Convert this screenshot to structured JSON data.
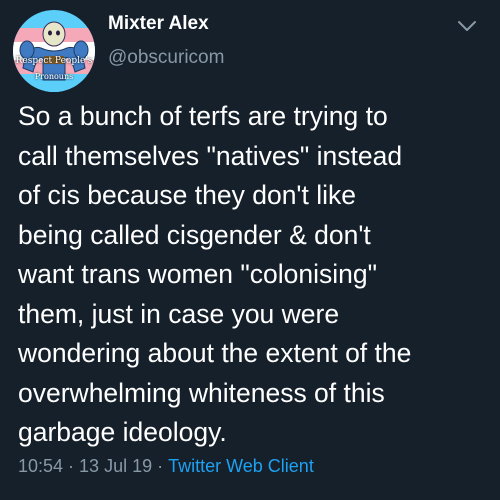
{
  "author": {
    "display_name": "Mixter Alex",
    "handle": "@obscuricom",
    "avatar": {
      "text_line1": "Respect People's",
      "text_line2": "Pronouns",
      "flag_colors": [
        "#5bcefa",
        "#f5a9b8",
        "#ffffff"
      ]
    }
  },
  "tweet": {
    "text": "So a bunch of terfs are trying to\ncall themselves \"natives\" instead\nof cis because they don't like\nbeing called cisgender & don't\nwant trans women \"colonising\"\nthem, just in case you were\nwondering about the extent of the\noverwhelming whiteness of this\ngarbage ideology.",
    "time": "10:54",
    "separator": "·",
    "date": "13 Jul 19",
    "client": "Twitter Web Client"
  },
  "menu": {
    "icon": "chevron-down-icon"
  },
  "colors": {
    "background": "#15202b",
    "primary_text": "#ffffff",
    "secondary_text": "#8899a6",
    "link": "#1da1f2"
  }
}
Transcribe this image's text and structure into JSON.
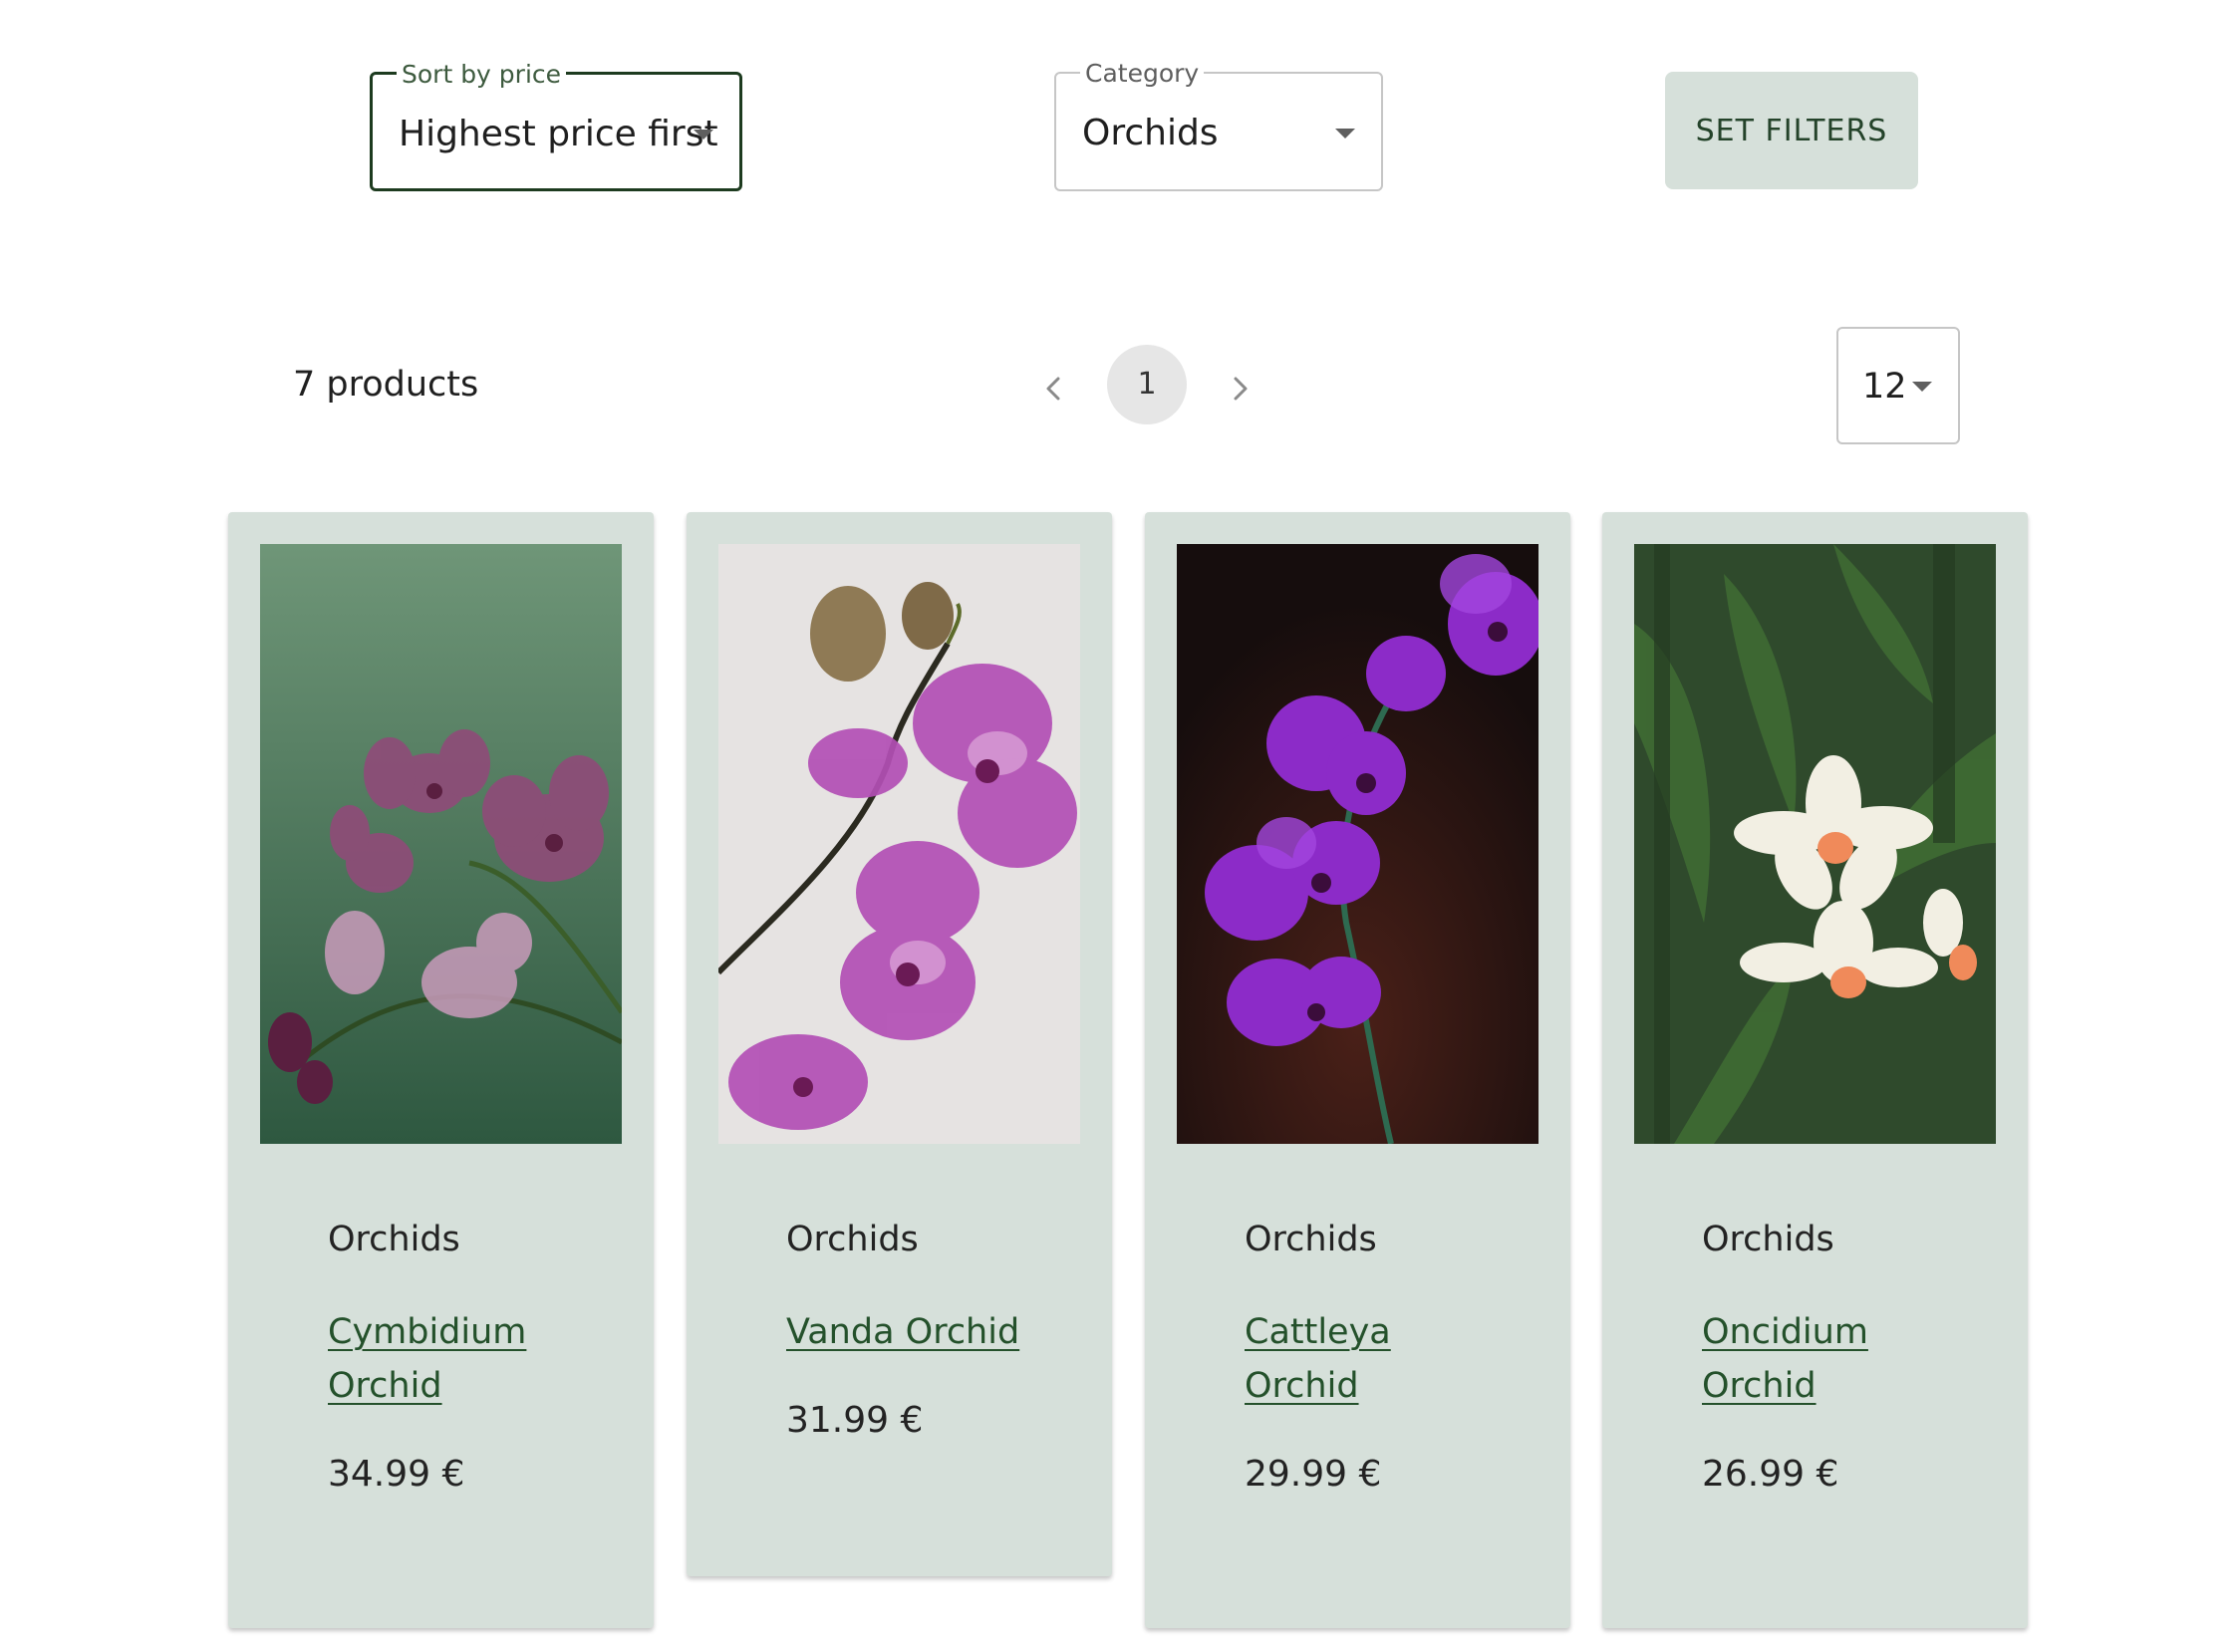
{
  "filters": {
    "sort": {
      "label": "Sort by price",
      "value": "Highest price first"
    },
    "category": {
      "label": "Category",
      "value": "Orchids"
    },
    "set_filters_label": "SET FILTERS"
  },
  "results": {
    "count_label": "7 products",
    "current_page": "1",
    "per_page": "12"
  },
  "products": [
    {
      "category": "Orchids",
      "name": "Cymbidium Orchid",
      "price": "34.99 €",
      "image": "pink-orchid-on-green-background"
    },
    {
      "category": "Orchids",
      "name": "Vanda Orchid",
      "price": "31.99 €",
      "image": "purple-veined-orchid-on-white-background"
    },
    {
      "category": "Orchids",
      "name": "Cattleya Orchid",
      "price": "29.99 €",
      "image": "violet-orchid-on-dark-background"
    },
    {
      "category": "Orchids",
      "name": "Oncidium Orchid",
      "price": "26.99 €",
      "image": "white-orchid-with-green-leaves"
    }
  ],
  "colors": {
    "card_background": "#d6e0da",
    "accent_dark_green": "#1d3b1f",
    "link_green": "#24512b",
    "pagination_active": "#e6e6e6"
  }
}
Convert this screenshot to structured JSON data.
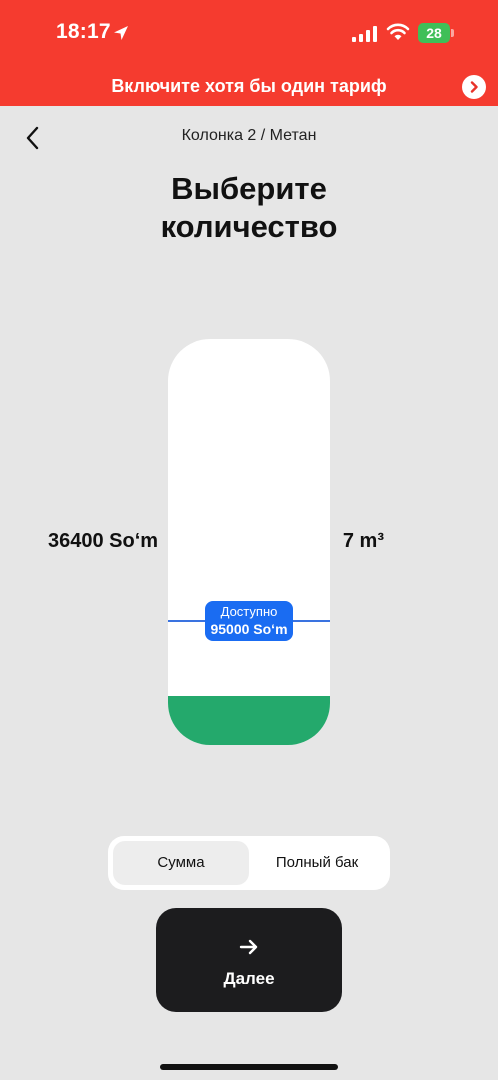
{
  "status_bar": {
    "time": "18:17",
    "battery": "28",
    "icons": [
      "location-arrow-icon",
      "cellular-signal-icon",
      "wifi-icon",
      "battery-charging-icon"
    ]
  },
  "banner": {
    "text": "Включите хотя бы один тариф",
    "icon": "chevron-right-icon"
  },
  "header": {
    "breadcrumb": "Колонка 2 / Метан",
    "title_line1": "Выберите",
    "title_line2": "количество",
    "back_icon": "chevron-left-icon"
  },
  "selector": {
    "amount": "36400 So‘m",
    "volume": "7 m³",
    "limit_label": "Доступно",
    "limit_value": "95000 So‘m",
    "fill_fraction": 0.12,
    "limit_fraction": 0.31
  },
  "mode_switch": {
    "options": [
      "Сумма",
      "Полный бак"
    ],
    "selected": "Сумма"
  },
  "next_button": {
    "label": "Далее",
    "icon": "arrow-right-icon"
  },
  "colors": {
    "banner_red": "#f53b2f",
    "fill_green": "#24a96c",
    "badge_blue": "#1a6cf2",
    "button_dark": "#1c1c1e"
  }
}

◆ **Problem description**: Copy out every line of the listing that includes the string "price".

◆ **Answer section**:
      "label": "Sort by price",
      "value": "Highest price first"
      "price": "34.99 €",
      "price": "31.99 €",
      "price": "29.99 €",
      "price": "26.99 €",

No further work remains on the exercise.